[Records from a collection]
···
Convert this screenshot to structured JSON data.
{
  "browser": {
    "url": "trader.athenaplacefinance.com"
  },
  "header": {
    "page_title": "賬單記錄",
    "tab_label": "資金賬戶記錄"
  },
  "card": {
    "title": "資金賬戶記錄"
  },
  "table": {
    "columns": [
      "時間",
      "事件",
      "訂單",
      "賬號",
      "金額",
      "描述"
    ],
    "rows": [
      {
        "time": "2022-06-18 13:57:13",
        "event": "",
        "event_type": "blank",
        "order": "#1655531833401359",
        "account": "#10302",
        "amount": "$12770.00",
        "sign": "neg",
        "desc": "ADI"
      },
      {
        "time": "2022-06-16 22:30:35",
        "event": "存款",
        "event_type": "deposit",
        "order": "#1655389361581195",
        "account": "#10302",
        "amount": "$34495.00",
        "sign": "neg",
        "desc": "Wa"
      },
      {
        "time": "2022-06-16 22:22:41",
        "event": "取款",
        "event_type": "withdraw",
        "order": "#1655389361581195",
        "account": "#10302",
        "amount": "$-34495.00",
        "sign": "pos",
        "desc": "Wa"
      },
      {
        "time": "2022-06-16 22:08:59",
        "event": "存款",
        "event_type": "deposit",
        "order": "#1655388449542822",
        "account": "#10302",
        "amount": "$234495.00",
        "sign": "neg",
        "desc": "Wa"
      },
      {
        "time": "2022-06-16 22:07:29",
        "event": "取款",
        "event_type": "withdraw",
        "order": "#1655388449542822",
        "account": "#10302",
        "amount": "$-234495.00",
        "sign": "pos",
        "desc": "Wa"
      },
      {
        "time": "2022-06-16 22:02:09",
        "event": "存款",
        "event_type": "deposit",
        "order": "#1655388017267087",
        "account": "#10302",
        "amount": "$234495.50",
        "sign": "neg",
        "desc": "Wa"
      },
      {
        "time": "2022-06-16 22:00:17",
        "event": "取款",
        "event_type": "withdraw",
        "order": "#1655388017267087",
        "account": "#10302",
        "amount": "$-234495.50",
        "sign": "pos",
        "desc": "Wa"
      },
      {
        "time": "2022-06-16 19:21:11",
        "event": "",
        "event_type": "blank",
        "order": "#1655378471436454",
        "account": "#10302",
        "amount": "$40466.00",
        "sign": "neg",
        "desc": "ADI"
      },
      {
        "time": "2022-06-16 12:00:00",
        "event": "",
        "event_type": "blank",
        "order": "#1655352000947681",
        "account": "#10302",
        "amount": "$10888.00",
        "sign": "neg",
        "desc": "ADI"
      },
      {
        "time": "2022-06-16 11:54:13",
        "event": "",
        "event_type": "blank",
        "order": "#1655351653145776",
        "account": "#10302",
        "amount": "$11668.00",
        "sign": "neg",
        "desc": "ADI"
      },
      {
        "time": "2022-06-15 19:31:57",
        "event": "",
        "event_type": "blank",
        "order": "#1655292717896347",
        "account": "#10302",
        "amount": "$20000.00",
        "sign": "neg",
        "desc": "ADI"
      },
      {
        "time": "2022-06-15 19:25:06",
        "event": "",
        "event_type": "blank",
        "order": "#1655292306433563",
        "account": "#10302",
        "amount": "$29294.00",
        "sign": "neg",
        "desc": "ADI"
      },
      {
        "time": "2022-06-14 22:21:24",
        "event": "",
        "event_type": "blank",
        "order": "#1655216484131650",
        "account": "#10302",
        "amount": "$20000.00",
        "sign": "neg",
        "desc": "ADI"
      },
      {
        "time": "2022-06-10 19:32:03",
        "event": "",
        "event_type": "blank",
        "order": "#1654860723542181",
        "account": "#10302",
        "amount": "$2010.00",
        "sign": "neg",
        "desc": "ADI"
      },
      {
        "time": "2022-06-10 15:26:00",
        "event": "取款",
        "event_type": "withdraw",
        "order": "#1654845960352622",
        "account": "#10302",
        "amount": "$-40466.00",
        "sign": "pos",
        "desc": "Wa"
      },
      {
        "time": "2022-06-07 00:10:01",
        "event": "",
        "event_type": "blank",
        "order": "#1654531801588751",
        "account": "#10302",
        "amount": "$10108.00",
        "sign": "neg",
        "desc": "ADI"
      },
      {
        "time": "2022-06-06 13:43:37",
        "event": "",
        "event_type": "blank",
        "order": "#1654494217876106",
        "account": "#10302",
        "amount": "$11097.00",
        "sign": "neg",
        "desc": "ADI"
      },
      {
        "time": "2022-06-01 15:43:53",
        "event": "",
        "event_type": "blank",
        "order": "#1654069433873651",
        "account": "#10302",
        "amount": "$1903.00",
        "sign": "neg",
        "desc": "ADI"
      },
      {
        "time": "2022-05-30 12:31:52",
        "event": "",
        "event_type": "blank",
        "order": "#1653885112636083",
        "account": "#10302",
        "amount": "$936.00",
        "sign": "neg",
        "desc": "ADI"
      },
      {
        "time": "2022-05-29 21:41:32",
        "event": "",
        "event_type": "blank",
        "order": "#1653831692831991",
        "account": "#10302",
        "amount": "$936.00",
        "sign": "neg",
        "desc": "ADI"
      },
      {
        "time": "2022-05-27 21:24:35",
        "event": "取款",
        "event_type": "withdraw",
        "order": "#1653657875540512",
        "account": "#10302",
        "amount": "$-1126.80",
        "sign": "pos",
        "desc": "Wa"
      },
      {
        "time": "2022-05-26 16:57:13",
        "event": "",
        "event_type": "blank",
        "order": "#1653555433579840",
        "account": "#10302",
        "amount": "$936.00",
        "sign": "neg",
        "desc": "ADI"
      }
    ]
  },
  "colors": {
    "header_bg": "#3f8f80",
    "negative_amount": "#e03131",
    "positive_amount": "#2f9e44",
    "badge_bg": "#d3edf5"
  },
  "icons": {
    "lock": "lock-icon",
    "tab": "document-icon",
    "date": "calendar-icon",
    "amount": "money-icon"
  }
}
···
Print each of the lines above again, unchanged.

Convert this screenshot to structured JSON data.
{
  "browser": {
    "url": "trader.athenaplacefinance.com"
  },
  "header": {
    "page_title": "賬單記錄",
    "tab_label": "資金賬戶記錄"
  },
  "card": {
    "title": "資金賬戶記錄"
  },
  "table": {
    "columns": [
      "時間",
      "事件",
      "訂單",
      "賬號",
      "金額",
      "描述"
    ],
    "rows": [
      {
        "time": "2022-06-18 13:57:13",
        "event": "",
        "event_type": "blank",
        "order": "#1655531833401359",
        "account": "#10302",
        "amount": "$12770.00",
        "sign": "neg",
        "desc": "ADI"
      },
      {
        "time": "2022-06-16 22:30:35",
        "event": "存款",
        "event_type": "deposit",
        "order": "#1655389361581195",
        "account": "#10302",
        "amount": "$34495.00",
        "sign": "neg",
        "desc": "Wa"
      },
      {
        "time": "2022-06-16 22:22:41",
        "event": "取款",
        "event_type": "withdraw",
        "order": "#1655389361581195",
        "account": "#10302",
        "amount": "$-34495.00",
        "sign": "pos",
        "desc": "Wa"
      },
      {
        "time": "2022-06-16 22:08:59",
        "event": "存款",
        "event_type": "deposit",
        "order": "#1655388449542822",
        "account": "#10302",
        "amount": "$234495.00",
        "sign": "neg",
        "desc": "Wa"
      },
      {
        "time": "2022-06-16 22:07:29",
        "event": "取款",
        "event_type": "withdraw",
        "order": "#1655388449542822",
        "account": "#10302",
        "amount": "$-234495.00",
        "sign": "pos",
        "desc": "Wa"
      },
      {
        "time": "2022-06-16 22:02:09",
        "event": "存款",
        "event_type": "deposit",
        "order": "#1655388017267087",
        "account": "#10302",
        "amount": "$234495.50",
        "sign": "neg",
        "desc": "Wa"
      },
      {
        "time": "2022-06-16 22:00:17",
        "event": "取款",
        "event_type": "withdraw",
        "order": "#1655388017267087",
        "account": "#10302",
        "amount": "$-234495.50",
        "sign": "pos",
        "desc": "Wa"
      },
      {
        "time": "2022-06-16 19:21:11",
        "event": "",
        "event_type": "blank",
        "order": "#1655378471436454",
        "account": "#10302",
        "amount": "$40466.00",
        "sign": "neg",
        "desc": "ADI"
      },
      {
        "time": "2022-06-16 12:00:00",
        "event": "",
        "event_type": "blank",
        "order": "#1655352000947681",
        "account": "#10302",
        "amount": "$10888.00",
        "sign": "neg",
        "desc": "ADI"
      },
      {
        "time": "2022-06-16 11:54:13",
        "event": "",
        "event_type": "blank",
        "order": "#1655351653145776",
        "account": "#10302",
        "amount": "$11668.00",
        "sign": "neg",
        "desc": "ADI"
      },
      {
        "time": "2022-06-15 19:31:57",
        "event": "",
        "event_type": "blank",
        "order": "#1655292717896347",
        "account": "#10302",
        "amount": "$20000.00",
        "sign": "neg",
        "desc": "ADI"
      },
      {
        "time": "2022-06-15 19:25:06",
        "event": "",
        "event_type": "blank",
        "order": "#1655292306433563",
        "account": "#10302",
        "amount": "$29294.00",
        "sign": "neg",
        "desc": "ADI"
      },
      {
        "time": "2022-06-14 22:21:24",
        "event": "",
        "event_type": "blank",
        "order": "#1655216484131650",
        "account": "#10302",
        "amount": "$20000.00",
        "sign": "neg",
        "desc": "ADI"
      },
      {
        "time": "2022-06-10 19:32:03",
        "event": "",
        "event_type": "blank",
        "order": "#1654860723542181",
        "account": "#10302",
        "amount": "$2010.00",
        "sign": "neg",
        "desc": "ADI"
      },
      {
        "time": "2022-06-10 15:26:00",
        "event": "取款",
        "event_type": "withdraw",
        "order": "#1654845960352622",
        "account": "#10302",
        "amount": "$-40466.00",
        "sign": "pos",
        "desc": "Wa"
      },
      {
        "time": "2022-06-07 00:10:01",
        "event": "",
        "event_type": "blank",
        "order": "#1654531801588751",
        "account": "#10302",
        "amount": "$10108.00",
        "sign": "neg",
        "desc": "ADI"
      },
      {
        "time": "2022-06-06 13:43:37",
        "event": "",
        "event_type": "blank",
        "order": "#1654494217876106",
        "account": "#10302",
        "amount": "$11097.00",
        "sign": "neg",
        "desc": "ADI"
      },
      {
        "time": "2022-06-01 15:43:53",
        "event": "",
        "event_type": "blank",
        "order": "#1654069433873651",
        "account": "#10302",
        "amount": "$1903.00",
        "sign": "neg",
        "desc": "ADI"
      },
      {
        "time": "2022-05-30 12:31:52",
        "event": "",
        "event_type": "blank",
        "order": "#1653885112636083",
        "account": "#10302",
        "amount": "$936.00",
        "sign": "neg",
        "desc": "ADI"
      },
      {
        "time": "2022-05-29 21:41:32",
        "event": "",
        "event_type": "blank",
        "order": "#1653831692831991",
        "account": "#10302",
        "amount": "$936.00",
        "sign": "neg",
        "desc": "ADI"
      },
      {
        "time": "2022-05-27 21:24:35",
        "event": "取款",
        "event_type": "withdraw",
        "order": "#1653657875540512",
        "account": "#10302",
        "amount": "$-1126.80",
        "sign": "pos",
        "desc": "Wa"
      },
      {
        "time": "2022-05-26 16:57:13",
        "event": "",
        "event_type": "blank",
        "order": "#1653555433579840",
        "account": "#10302",
        "amount": "$936.00",
        "sign": "neg",
        "desc": "ADI"
      }
    ]
  },
  "colors": {
    "header_bg": "#3f8f80",
    "negative_amount": "#e03131",
    "positive_amount": "#2f9e44",
    "badge_bg": "#d3edf5"
  },
  "icons": {
    "lock": "lock-icon",
    "tab": "document-icon",
    "date": "calendar-icon",
    "amount": "money-icon"
  }
}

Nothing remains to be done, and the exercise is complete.